The tulips are blooming and I’m buying sandals. Spring is truly happening and April is coming upon us. I want to eat strawberries with whipped cream and have picnics. But first, let’s talk about custard.
a dessert, quiche, or sweet sauce made with milk, eggs, and often sugar.
Custard is an amazingly wonderful dessert, as well as the base of a great many other culinary preparations. Quiches are built upon the custard principle, in addition to cheesecakes and pies.
Custards are almost always built with milk or cream, though any liquid containing dissolved minerals will do. The Japanese are known to make savory custards using chicken broth or vegetable stock.
Custards require gentle heat, and cannot be rushed. If a custard is rushed and caused to thicken too quickly, the product will become curdled and lumpy.
“Common custards” are formed by scalding milk or cream, and then stirring it into an egg and sugar mixture. This technique heats the eggs gently and “tempers” the eggs without causing them to scramble. Tempering refers to the process of heating eggs just below the setting temperature.

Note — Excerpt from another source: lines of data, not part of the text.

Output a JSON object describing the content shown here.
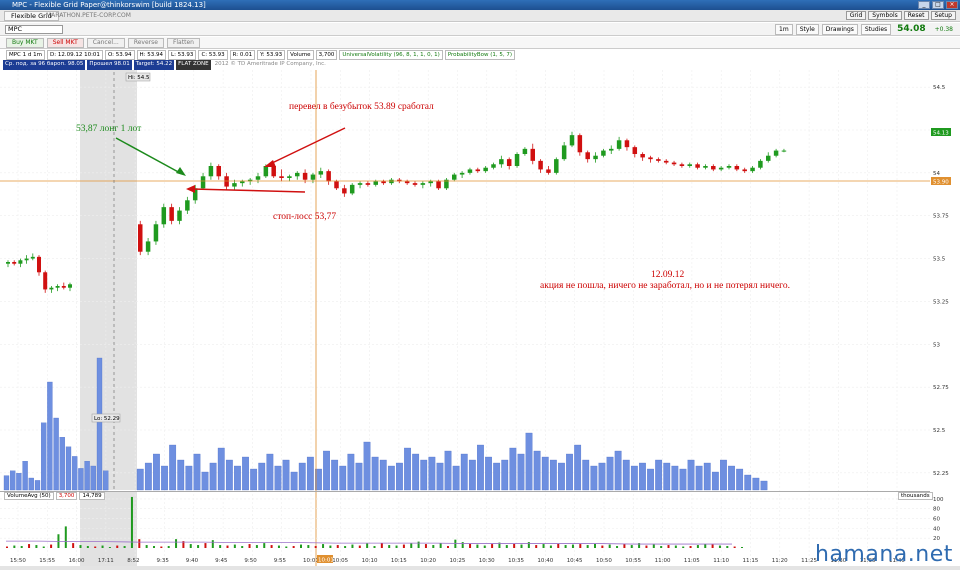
{
  "window": {
    "title": "MPC - Flexible Grid Paper@thinkorswim [build 1824.13]",
    "buttons": [
      "_",
      "□",
      "×"
    ]
  },
  "menubar": {
    "tab": "Flexible Grid",
    "site": "MARATHON.PETE-CORP.COM",
    "buttons": [
      "Grid",
      "Symbols",
      "Reset",
      "Setup"
    ]
  },
  "toolbar": {
    "symbol": "MPC",
    "aggregation": "1m",
    "controls": [
      "Style",
      "Drawings",
      "Studies"
    ],
    "last_price": "54.08",
    "change": "+0.38"
  },
  "order_bar": {
    "buy": "Buy MKT",
    "sell": "Sell MKT",
    "cancel": "Cancel...",
    "reverse": "Reverse",
    "flatten": "Flatten"
  },
  "info_bar": {
    "symbol": "MPC 1 d 1m",
    "date": "D: 12.09.12 10:01",
    "open": "O: 53.94",
    "high": "H: 53.94",
    "low": "L: 53.93",
    "close": "C: 53.93",
    "range": "R: 0.01",
    "y": "Y: 53.93",
    "volume_label": "Volume",
    "volume_val": "3,700",
    "study1": "UniversalVolatility (96, 8, 1, 1, 0, 1)",
    "study2": "ProbabilityBow (1, 5, 7)"
  },
  "position_bar": {
    "avg_price": "Ср. под. за 96 бароп. 98.05",
    "pnl": "Прошел 98.01",
    "target": "Target: 54.22",
    "flat": "FLAT ZONE",
    "copyright": "2012 © TD Ameritrade IP Company, Inc."
  },
  "volume_panel": {
    "label": "VolumeAvg (50)",
    "val1": "3,700",
    "val2": "14,789",
    "units": "thousands"
  },
  "annotations": {
    "long": "53,87 лонг 1 лот",
    "breakeven": "перевел в безубыток 53.89 сработал",
    "stop": "стоп-лосс 53,77",
    "date": "12.09.12",
    "summary": "акция не пошла, ничего не заработал, но и  не потерял ничего."
  },
  "markers": {
    "high": "Hi: 54.5",
    "low": "Lo: 52.29"
  },
  "watermark": "hamana.net",
  "colors": {
    "up": "#1f9a1f",
    "down": "#d01010",
    "volume_bar": "#6e8fe0",
    "arrow_green": "#1c8a1c",
    "arrow_red": "#d01010",
    "price_line": "#e09030"
  },
  "chart_data": {
    "type": "candlestick",
    "price_axis": [
      "54.5",
      "54.25",
      "54",
      "53.75",
      "53.5",
      "53.25",
      "53",
      "52.75",
      "52.5",
      "52.25"
    ],
    "ylim": [
      52.15,
      54.6
    ],
    "time_labels": [
      "15:50",
      "15:55",
      "16:00",
      "17:11",
      "8:52",
      "9:35",
      "9:40",
      "9:45",
      "9:50",
      "9:55",
      "10:01",
      "10:05",
      "10:10",
      "10:15",
      "10:20",
      "10:25",
      "10:30",
      "10:35",
      "10:40",
      "10:45",
      "10:50",
      "10:55",
      "11:00",
      "11:05",
      "11:10",
      "11:15",
      "11:20",
      "11:25",
      "11:30",
      "11:35",
      "11:40"
    ],
    "last_price_label": "54.13",
    "crosshair_price_label": "53.90",
    "crosshair_time_label": "10:01",
    "volume_axis": [
      "100",
      "80",
      "60",
      "40",
      "20"
    ],
    "volume_ylim": [
      0,
      110
    ],
    "candles_pre": [
      {
        "o": 53.47,
        "h": 53.49,
        "l": 53.45,
        "c": 53.48
      },
      {
        "o": 53.48,
        "h": 53.49,
        "l": 53.46,
        "c": 53.47
      },
      {
        "o": 53.47,
        "h": 53.5,
        "l": 53.45,
        "c": 53.49
      },
      {
        "o": 53.49,
        "h": 53.52,
        "l": 53.47,
        "c": 53.5
      },
      {
        "o": 53.5,
        "h": 53.53,
        "l": 53.49,
        "c": 53.51
      },
      {
        "o": 53.51,
        "h": 53.52,
        "l": 53.4,
        "c": 53.42
      },
      {
        "o": 53.42,
        "h": 53.43,
        "l": 53.3,
        "c": 53.32
      },
      {
        "o": 53.32,
        "h": 53.34,
        "l": 53.3,
        "c": 53.33
      },
      {
        "o": 53.33,
        "h": 53.35,
        "l": 53.31,
        "c": 53.34
      },
      {
        "o": 53.34,
        "h": 53.36,
        "l": 53.32,
        "c": 53.33
      },
      {
        "o": 53.33,
        "h": 53.36,
        "l": 53.31,
        "c": 53.35
      }
    ],
    "candles": [
      {
        "o": 53.7,
        "h": 53.72,
        "l": 53.52,
        "c": 53.54
      },
      {
        "o": 53.54,
        "h": 53.62,
        "l": 53.52,
        "c": 53.6
      },
      {
        "o": 53.6,
        "h": 53.72,
        "l": 53.58,
        "c": 53.7
      },
      {
        "o": 53.7,
        "h": 53.82,
        "l": 53.68,
        "c": 53.8
      },
      {
        "o": 53.8,
        "h": 53.82,
        "l": 53.7,
        "c": 53.72
      },
      {
        "o": 53.72,
        "h": 53.8,
        "l": 53.7,
        "c": 53.78
      },
      {
        "o": 53.78,
        "h": 53.86,
        "l": 53.76,
        "c": 53.84
      },
      {
        "o": 53.84,
        "h": 53.93,
        "l": 53.82,
        "c": 53.91
      },
      {
        "o": 53.91,
        "h": 54.0,
        "l": 53.9,
        "c": 53.98
      },
      {
        "o": 53.98,
        "h": 54.06,
        "l": 53.96,
        "c": 54.04
      },
      {
        "o": 54.04,
        "h": 54.05,
        "l": 53.96,
        "c": 53.98
      },
      {
        "o": 53.98,
        "h": 54.0,
        "l": 53.9,
        "c": 53.92
      },
      {
        "o": 53.92,
        "h": 53.96,
        "l": 53.9,
        "c": 53.94
      },
      {
        "o": 53.94,
        "h": 53.96,
        "l": 53.92,
        "c": 53.95
      },
      {
        "o": 53.95,
        "h": 53.97,
        "l": 53.93,
        "c": 53.96
      },
      {
        "o": 53.96,
        "h": 54.0,
        "l": 53.94,
        "c": 53.98
      },
      {
        "o": 53.98,
        "h": 54.05,
        "l": 53.97,
        "c": 54.04
      },
      {
        "o": 54.04,
        "h": 54.06,
        "l": 53.97,
        "c": 53.98
      },
      {
        "o": 53.98,
        "h": 54.02,
        "l": 53.95,
        "c": 53.97
      },
      {
        "o": 53.97,
        "h": 53.99,
        "l": 53.95,
        "c": 53.98
      },
      {
        "o": 53.98,
        "h": 54.01,
        "l": 53.96,
        "c": 54.0
      },
      {
        "o": 54.0,
        "h": 54.02,
        "l": 53.94,
        "c": 53.96
      },
      {
        "o": 53.96,
        "h": 54.0,
        "l": 53.94,
        "c": 53.99
      },
      {
        "o": 53.99,
        "h": 54.03,
        "l": 53.97,
        "c": 54.01
      },
      {
        "o": 54.01,
        "h": 54.02,
        "l": 53.93,
        "c": 53.95
      },
      {
        "o": 53.95,
        "h": 53.96,
        "l": 53.9,
        "c": 53.91
      },
      {
        "o": 53.91,
        "h": 53.93,
        "l": 53.86,
        "c": 53.88
      },
      {
        "o": 53.88,
        "h": 53.94,
        "l": 53.87,
        "c": 53.93
      },
      {
        "o": 53.93,
        "h": 53.95,
        "l": 53.91,
        "c": 53.94
      },
      {
        "o": 53.94,
        "h": 53.95,
        "l": 53.92,
        "c": 53.93
      },
      {
        "o": 53.93,
        "h": 53.96,
        "l": 53.92,
        "c": 53.95
      },
      {
        "o": 53.95,
        "h": 53.96,
        "l": 53.93,
        "c": 53.94
      },
      {
        "o": 53.94,
        "h": 53.97,
        "l": 53.93,
        "c": 53.96
      },
      {
        "o": 53.96,
        "h": 53.97,
        "l": 53.94,
        "c": 53.95
      },
      {
        "o": 53.95,
        "h": 53.96,
        "l": 53.93,
        "c": 53.94
      },
      {
        "o": 53.94,
        "h": 53.95,
        "l": 53.92,
        "c": 53.93
      },
      {
        "o": 53.93,
        "h": 53.95,
        "l": 53.91,
        "c": 53.94
      },
      {
        "o": 53.94,
        "h": 53.96,
        "l": 53.92,
        "c": 53.95
      },
      {
        "o": 53.95,
        "h": 53.96,
        "l": 53.9,
        "c": 53.91
      },
      {
        "o": 53.91,
        "h": 53.97,
        "l": 53.9,
        "c": 53.96
      },
      {
        "o": 53.96,
        "h": 54.0,
        "l": 53.95,
        "c": 53.99
      },
      {
        "o": 53.99,
        "h": 54.01,
        "l": 53.97,
        "c": 54.0
      },
      {
        "o": 54.0,
        "h": 54.03,
        "l": 53.99,
        "c": 54.02
      },
      {
        "o": 54.02,
        "h": 54.03,
        "l": 54.0,
        "c": 54.01
      },
      {
        "o": 54.01,
        "h": 54.04,
        "l": 54.0,
        "c": 54.03
      },
      {
        "o": 54.03,
        "h": 54.06,
        "l": 54.02,
        "c": 54.05
      },
      {
        "o": 54.05,
        "h": 54.1,
        "l": 54.03,
        "c": 54.08
      },
      {
        "o": 54.08,
        "h": 54.09,
        "l": 54.02,
        "c": 54.04
      },
      {
        "o": 54.04,
        "h": 54.12,
        "l": 54.03,
        "c": 54.11
      },
      {
        "o": 54.11,
        "h": 54.15,
        "l": 54.1,
        "c": 54.14
      },
      {
        "o": 54.14,
        "h": 54.17,
        "l": 54.05,
        "c": 54.07
      },
      {
        "o": 54.07,
        "h": 54.08,
        "l": 54.0,
        "c": 54.02
      },
      {
        "o": 54.02,
        "h": 54.04,
        "l": 53.99,
        "c": 54.0
      },
      {
        "o": 54.0,
        "h": 54.09,
        "l": 53.99,
        "c": 54.08
      },
      {
        "o": 54.08,
        "h": 54.18,
        "l": 54.07,
        "c": 54.16
      },
      {
        "o": 54.16,
        "h": 54.24,
        "l": 54.15,
        "c": 54.22
      },
      {
        "o": 54.22,
        "h": 54.23,
        "l": 54.1,
        "c": 54.12
      },
      {
        "o": 54.12,
        "h": 54.13,
        "l": 54.06,
        "c": 54.08
      },
      {
        "o": 54.08,
        "h": 54.12,
        "l": 54.06,
        "c": 54.1
      },
      {
        "o": 54.1,
        "h": 54.14,
        "l": 54.09,
        "c": 54.13
      },
      {
        "o": 54.13,
        "h": 54.16,
        "l": 54.11,
        "c": 54.14
      },
      {
        "o": 54.14,
        "h": 54.21,
        "l": 54.13,
        "c": 54.19
      },
      {
        "o": 54.19,
        "h": 54.2,
        "l": 54.13,
        "c": 54.15
      },
      {
        "o": 54.15,
        "h": 54.16,
        "l": 54.09,
        "c": 54.11
      },
      {
        "o": 54.11,
        "h": 54.12,
        "l": 54.07,
        "c": 54.09
      },
      {
        "o": 54.09,
        "h": 54.1,
        "l": 54.06,
        "c": 54.08
      },
      {
        "o": 54.08,
        "h": 54.09,
        "l": 54.06,
        "c": 54.07
      },
      {
        "o": 54.07,
        "h": 54.08,
        "l": 54.05,
        "c": 54.06
      },
      {
        "o": 54.06,
        "h": 54.07,
        "l": 54.04,
        "c": 54.05
      },
      {
        "o": 54.05,
        "h": 54.06,
        "l": 54.03,
        "c": 54.04
      },
      {
        "o": 54.04,
        "h": 54.06,
        "l": 54.03,
        "c": 54.05
      },
      {
        "o": 54.05,
        "h": 54.06,
        "l": 54.02,
        "c": 54.03
      },
      {
        "o": 54.03,
        "h": 54.05,
        "l": 54.02,
        "c": 54.04
      },
      {
        "o": 54.04,
        "h": 54.05,
        "l": 54.01,
        "c": 54.02
      },
      {
        "o": 54.02,
        "h": 54.04,
        "l": 54.01,
        "c": 54.03
      },
      {
        "o": 54.03,
        "h": 54.05,
        "l": 54.02,
        "c": 54.04
      },
      {
        "o": 54.04,
        "h": 54.05,
        "l": 54.01,
        "c": 54.02
      },
      {
        "o": 54.02,
        "h": 54.03,
        "l": 54.0,
        "c": 54.01
      },
      {
        "o": 54.01,
        "h": 54.04,
        "l": 54.0,
        "c": 54.03
      },
      {
        "o": 54.03,
        "h": 54.08,
        "l": 54.02,
        "c": 54.07
      },
      {
        "o": 54.07,
        "h": 54.12,
        "l": 54.06,
        "c": 54.1
      },
      {
        "o": 54.1,
        "h": 54.14,
        "l": 54.09,
        "c": 54.13
      },
      {
        "o": 54.13,
        "h": 54.14,
        "l": 54.12,
        "c": 54.13
      }
    ],
    "volume_pre": [
      6,
      8,
      7,
      12,
      5,
      4,
      28,
      45,
      30,
      22,
      18,
      14,
      9,
      12,
      10,
      55,
      8
    ],
    "volume": [
      7,
      9,
      12,
      8,
      15,
      10,
      8,
      12,
      6,
      9,
      14,
      10,
      8,
      11,
      7,
      9,
      12,
      8,
      10,
      6,
      9,
      11,
      7,
      13,
      10,
      8,
      12,
      9,
      16,
      11,
      10,
      8,
      9,
      14,
      12,
      10,
      11,
      9,
      13,
      8,
      12,
      10,
      15,
      11,
      9,
      10,
      14,
      12,
      19,
      13,
      11,
      10,
      9,
      12,
      15,
      10,
      8,
      9,
      11,
      13,
      10,
      8,
      9,
      7,
      10,
      9,
      8,
      7,
      10,
      8,
      9,
      6,
      10,
      8,
      7,
      5,
      4,
      3
    ],
    "volume_lower": [
      3,
      5,
      4,
      8,
      6,
      3,
      7,
      28,
      44,
      10,
      6,
      4,
      3,
      5,
      2,
      5,
      4,
      104,
      18,
      6,
      4,
      3,
      4,
      18,
      14,
      8,
      6,
      10,
      16,
      6,
      5,
      7,
      4,
      8,
      6,
      10,
      6,
      5,
      3,
      4,
      7,
      6,
      4,
      8,
      5,
      6,
      4,
      7,
      5,
      9,
      4,
      10,
      6,
      5,
      7,
      9,
      13,
      8,
      6,
      10,
      4,
      17,
      12,
      9,
      7,
      5,
      8,
      11,
      6,
      9,
      7,
      12,
      6,
      8,
      5,
      9,
      6,
      7,
      8,
      6,
      9,
      5,
      7,
      4,
      8,
      6,
      10,
      5,
      7,
      4,
      6,
      5,
      3,
      4,
      6,
      8,
      7,
      5,
      4,
      3,
      2
    ],
    "volume_avg_line": [
      14,
      14,
      13,
      13,
      12,
      12,
      12,
      11,
      11,
      11,
      10,
      10,
      10,
      10,
      9,
      9,
      9,
      9,
      9,
      8,
      8,
      8,
      8
    ]
  }
}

Always add hot to cold. This may be one of the most important rules in custard-making. If the cold eggs were added to the hot dairy, the egg would immediately set and coagulate. Sound delicious? Not really.
Custards often intimidate. The fear of serving a lumpy creme brulee can make bakers shy away from the cooked custard arena. In truth, custards are often one of the simplest desserts to compose when you remember a few simple guidelines.
Happy spring and happy Wednesday!